Feb 04
Sun

US Electoral Processes

Both Australia and the USA are due for a federal election before this year is
out. In Australia, we already know either Labor or Liberal will gain a lower
house majority thereby making either Howard or Latham our Prime Minister. For us
Aussies, the US electoral system is somewhat more arcane. From what I can piece
together, this is what is currently going on. Let me know if I have got anything
wrong.

In Australia, we do not directly elect our Prime Minister. We elect our
preferred party by voting for that party’s representative at our local
electorate, and a Prime Minister is appointed from the ranks of that party. (The
Prime Minister must himself be elected in his local electorate.) By convention,
this is always the leader of that party, who is elected by the rest of that
party’s politicians. The public has no direct say in who should lead our
political parties, although it can indirectly influence things (such as Crean’s
removal after producing consistently low popularity results in the polls). In
America, the process is a bit more democratic than that. We know Dubya is
seeking his second four-year term in office for the Republicans. What we don’t
know is who will be running for President for the Democrats. Members of the
Democrat party must seek nomination for this, and run a campaign to get elected
by the voters. That is, ordinary citizens have a direct say in who should lead
the Democrats.

In order to be nominated to run for President, a candidate must win over a
majority of states. At a national convention, delegates represent states and
candidates. For a candidate to get successfully nominated, they must get 50
percent plus one delegate vote. In other words, they must win support from a
majority of state delegates. How do they "win a state", though? And exactly who
gets a say in these nomination processes?

Each state’s selection process is different, but there are two main mechanisms
by which this occurs: primaries and caucuses. Primaries are straight-forward
ballots: tick or number a box and whoever gets the majority of votes wins.
Pretty familiar stuff.

Caucuses are a strange but intriguing concept. Caucuses are essentially a series of "mass
meetings" where a group of people gather at a location – someone’s home, a
community hall, or wherever is handy. At these meetings, local supporters of the
various candidates (and I would imagine, sometimes the candidates themselves)
make speeches extolling the virtues of their candidate. After these speeches, a
vote is held, which may sometimes involve a physical division in the room where
one candidate’s supporters move to one side, and another candidate’s supporters
move to another.

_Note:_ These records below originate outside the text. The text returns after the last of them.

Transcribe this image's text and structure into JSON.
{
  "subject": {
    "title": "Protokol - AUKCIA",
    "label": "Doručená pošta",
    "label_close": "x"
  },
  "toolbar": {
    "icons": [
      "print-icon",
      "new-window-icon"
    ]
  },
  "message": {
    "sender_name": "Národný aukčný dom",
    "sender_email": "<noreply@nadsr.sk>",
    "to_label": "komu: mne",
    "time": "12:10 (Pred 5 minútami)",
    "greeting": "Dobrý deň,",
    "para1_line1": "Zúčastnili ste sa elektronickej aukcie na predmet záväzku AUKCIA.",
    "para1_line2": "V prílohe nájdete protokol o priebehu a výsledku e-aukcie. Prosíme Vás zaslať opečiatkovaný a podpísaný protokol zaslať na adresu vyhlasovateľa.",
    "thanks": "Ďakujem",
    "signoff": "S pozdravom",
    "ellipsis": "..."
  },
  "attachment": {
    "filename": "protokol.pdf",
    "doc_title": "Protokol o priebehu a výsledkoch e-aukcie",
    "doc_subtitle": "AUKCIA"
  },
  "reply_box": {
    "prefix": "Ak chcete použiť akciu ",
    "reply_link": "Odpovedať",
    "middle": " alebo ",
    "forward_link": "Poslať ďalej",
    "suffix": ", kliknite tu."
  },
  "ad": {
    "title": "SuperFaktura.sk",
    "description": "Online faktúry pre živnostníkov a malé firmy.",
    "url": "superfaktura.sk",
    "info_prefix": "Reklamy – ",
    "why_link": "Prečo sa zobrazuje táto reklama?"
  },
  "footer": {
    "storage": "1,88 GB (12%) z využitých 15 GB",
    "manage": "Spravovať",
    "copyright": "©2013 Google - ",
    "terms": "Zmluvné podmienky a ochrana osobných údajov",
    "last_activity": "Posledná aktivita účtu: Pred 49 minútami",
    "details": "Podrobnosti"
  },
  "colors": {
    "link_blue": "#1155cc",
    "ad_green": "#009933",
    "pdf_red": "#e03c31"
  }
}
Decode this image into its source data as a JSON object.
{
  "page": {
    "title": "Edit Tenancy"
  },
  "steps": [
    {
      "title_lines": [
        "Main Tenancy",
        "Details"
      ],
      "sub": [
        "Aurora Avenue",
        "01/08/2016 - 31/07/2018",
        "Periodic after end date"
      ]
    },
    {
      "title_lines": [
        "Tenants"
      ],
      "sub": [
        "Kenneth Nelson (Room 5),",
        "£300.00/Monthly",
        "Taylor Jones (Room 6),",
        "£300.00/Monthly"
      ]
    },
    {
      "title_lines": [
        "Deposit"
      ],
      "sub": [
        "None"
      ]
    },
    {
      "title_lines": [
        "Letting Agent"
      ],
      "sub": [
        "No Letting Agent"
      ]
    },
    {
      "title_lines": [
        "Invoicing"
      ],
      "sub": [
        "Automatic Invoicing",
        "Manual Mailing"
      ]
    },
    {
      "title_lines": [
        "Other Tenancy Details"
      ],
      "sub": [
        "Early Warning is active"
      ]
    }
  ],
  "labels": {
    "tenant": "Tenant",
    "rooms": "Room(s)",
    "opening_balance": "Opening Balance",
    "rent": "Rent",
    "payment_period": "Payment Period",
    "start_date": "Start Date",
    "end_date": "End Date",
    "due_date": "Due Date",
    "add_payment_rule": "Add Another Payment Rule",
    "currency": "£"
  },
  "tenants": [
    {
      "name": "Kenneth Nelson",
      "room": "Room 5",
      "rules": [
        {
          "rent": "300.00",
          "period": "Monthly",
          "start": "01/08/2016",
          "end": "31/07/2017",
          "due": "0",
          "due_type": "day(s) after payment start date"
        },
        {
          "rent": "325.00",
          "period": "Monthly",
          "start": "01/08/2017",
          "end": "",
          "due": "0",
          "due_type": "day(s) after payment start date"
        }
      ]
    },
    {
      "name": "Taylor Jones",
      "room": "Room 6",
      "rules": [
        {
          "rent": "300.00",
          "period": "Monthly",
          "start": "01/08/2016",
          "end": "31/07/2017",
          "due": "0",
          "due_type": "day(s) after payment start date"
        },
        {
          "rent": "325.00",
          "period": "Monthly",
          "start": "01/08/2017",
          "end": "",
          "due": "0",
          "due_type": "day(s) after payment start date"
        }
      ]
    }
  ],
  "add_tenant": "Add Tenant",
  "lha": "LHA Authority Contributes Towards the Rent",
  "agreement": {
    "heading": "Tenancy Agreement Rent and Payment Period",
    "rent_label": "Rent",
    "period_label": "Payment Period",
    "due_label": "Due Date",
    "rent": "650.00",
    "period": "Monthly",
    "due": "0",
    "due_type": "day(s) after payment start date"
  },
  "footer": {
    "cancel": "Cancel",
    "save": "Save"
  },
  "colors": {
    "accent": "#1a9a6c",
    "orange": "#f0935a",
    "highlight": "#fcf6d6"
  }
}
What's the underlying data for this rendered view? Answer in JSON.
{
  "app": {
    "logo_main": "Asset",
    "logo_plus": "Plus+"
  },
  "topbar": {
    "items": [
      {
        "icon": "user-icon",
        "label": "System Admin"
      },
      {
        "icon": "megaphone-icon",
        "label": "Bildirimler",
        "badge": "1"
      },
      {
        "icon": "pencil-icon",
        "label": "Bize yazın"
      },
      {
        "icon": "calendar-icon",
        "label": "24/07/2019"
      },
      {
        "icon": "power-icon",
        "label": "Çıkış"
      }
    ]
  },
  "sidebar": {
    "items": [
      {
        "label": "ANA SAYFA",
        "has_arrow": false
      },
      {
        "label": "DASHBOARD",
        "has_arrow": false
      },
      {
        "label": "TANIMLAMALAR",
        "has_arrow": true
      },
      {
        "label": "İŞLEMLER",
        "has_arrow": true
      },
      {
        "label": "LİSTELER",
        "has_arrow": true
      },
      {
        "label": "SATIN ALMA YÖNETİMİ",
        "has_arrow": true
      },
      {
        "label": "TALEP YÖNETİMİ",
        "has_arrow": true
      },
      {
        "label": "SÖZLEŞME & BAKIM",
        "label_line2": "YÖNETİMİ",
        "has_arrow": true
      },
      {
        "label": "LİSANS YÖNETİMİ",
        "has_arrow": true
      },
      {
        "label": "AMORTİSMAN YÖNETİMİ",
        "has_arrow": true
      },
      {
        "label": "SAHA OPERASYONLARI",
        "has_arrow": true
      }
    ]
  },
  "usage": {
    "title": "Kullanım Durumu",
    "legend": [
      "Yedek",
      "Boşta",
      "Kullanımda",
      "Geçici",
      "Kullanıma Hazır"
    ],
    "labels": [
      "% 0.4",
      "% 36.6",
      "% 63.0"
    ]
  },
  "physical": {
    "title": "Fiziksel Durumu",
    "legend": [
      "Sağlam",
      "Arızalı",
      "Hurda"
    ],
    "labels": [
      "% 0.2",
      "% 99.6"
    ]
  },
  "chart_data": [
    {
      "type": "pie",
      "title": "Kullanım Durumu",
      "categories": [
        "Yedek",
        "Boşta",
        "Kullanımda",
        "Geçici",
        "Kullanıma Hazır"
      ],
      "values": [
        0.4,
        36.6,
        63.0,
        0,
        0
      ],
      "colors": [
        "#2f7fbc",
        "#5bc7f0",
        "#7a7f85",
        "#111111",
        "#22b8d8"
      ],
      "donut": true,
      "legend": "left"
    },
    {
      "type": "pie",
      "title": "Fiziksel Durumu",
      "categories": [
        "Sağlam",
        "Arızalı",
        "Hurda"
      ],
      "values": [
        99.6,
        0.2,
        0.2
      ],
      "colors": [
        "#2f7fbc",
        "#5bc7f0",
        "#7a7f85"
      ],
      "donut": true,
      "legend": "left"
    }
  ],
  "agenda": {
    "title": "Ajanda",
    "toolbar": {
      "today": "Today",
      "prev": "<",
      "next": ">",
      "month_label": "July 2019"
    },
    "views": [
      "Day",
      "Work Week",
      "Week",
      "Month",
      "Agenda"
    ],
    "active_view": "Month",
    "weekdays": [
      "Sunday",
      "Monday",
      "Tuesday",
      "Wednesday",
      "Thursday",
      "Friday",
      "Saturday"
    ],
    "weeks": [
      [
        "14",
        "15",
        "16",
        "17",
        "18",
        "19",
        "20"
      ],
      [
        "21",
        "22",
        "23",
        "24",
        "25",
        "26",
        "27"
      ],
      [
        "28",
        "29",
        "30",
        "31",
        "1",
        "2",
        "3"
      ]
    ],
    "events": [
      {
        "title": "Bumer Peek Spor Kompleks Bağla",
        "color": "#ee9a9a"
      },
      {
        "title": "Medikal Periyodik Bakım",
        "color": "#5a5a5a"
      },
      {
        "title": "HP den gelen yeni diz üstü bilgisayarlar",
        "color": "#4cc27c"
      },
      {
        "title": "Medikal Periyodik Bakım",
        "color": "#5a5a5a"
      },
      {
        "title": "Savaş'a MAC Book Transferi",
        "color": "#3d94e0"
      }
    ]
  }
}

Any candidate which garners less than 15% support has "lost",
and his or her supporters must then pick another still-standing candidate to
support. This is where the supporters of other candidates attempt to persuade
these people to join their group. At the end of it all, one candidate will have
the majority of supporters, and this candidate gets to send a delegate
(representing him or her) to represent them at a higher-level caucus (or indeed,
the national convention). There are normally three or four levels or "tiers" of
caucuses, such as a local tier, county tier, district tier and statewide tier.
The statewide tier (at a state party convention) usually selects the statewide
delegates which then go to the national convention. Each district tier caucus
also selects district delegates to go to the national convention. Caucus
attendees tend to be older adults.

So now you sort of know what it means when you hear "Iowa caucus" and "New
Hampshire primary". It seems that the trend is moving towards states using
primaries rather than caucuses.

Apparently for the Democrats, delegate support at the national convention is
proportional. For example, if a candidate wins 40% of a state’s votes, they’ll
get 40% of that state’s delegation’s support at the convention.

Note that should, in the event of Bush getting his second term, both
Democrats and Republicans will have to hold candidate nominations for the 2008
elections as Bush cannot stand for a third term.

Primaries and caucuses can be open, closed, or "modified open", which affects
who is allowed to vote in them. In a closed system, only voters registered with
a particular party may vote. In an open system, anyone may have a vote,
including people not registered with any party. However, a Republican voting in
a Democrat primary/caucus, forfeits the right to vote in the Republican
primary/caucus (ie, you may only vote once).  In some circumstances, a
person participating in an opposing party’s primary/caucus will automatically be
re-registered under that other party, which makes them think twice about
tinkering with an opposing party’s voting. In a modified open system, registered
voters are restricted to voting in their own party’s primary/caucus.
Unaffiliated people may vote in either party’s nomination process. It seems
though that some sneaky provisions automatically register unaffiliated people
with the party whose process they decide to participate in.

All this means that candidates have to extensively campaign in each state (which
is both financially and physically taxing). In turn, a nation may get to know a
previously obscure candidate quite well. Howard Dean, once considered the
forerunner for the Democrats lost Iowa in one of the first caucuses held. His
popularity further declined after making a wildly emphatic speech where he
claimed he was going to "take back the Whitehouse" before sealing his place in
Internet techno remix history
with a deranged screech of "Yeeeeeaah!"

John "who the hell is he?" Kerry has since taken over as a more viable choice for nomination as a Presidential candidate and media coverage on the man has multiplied. The national convention should be held mid-year where the whole Democrat party will finally rally behind their nominated man who will fight against Dubya for the Presidency.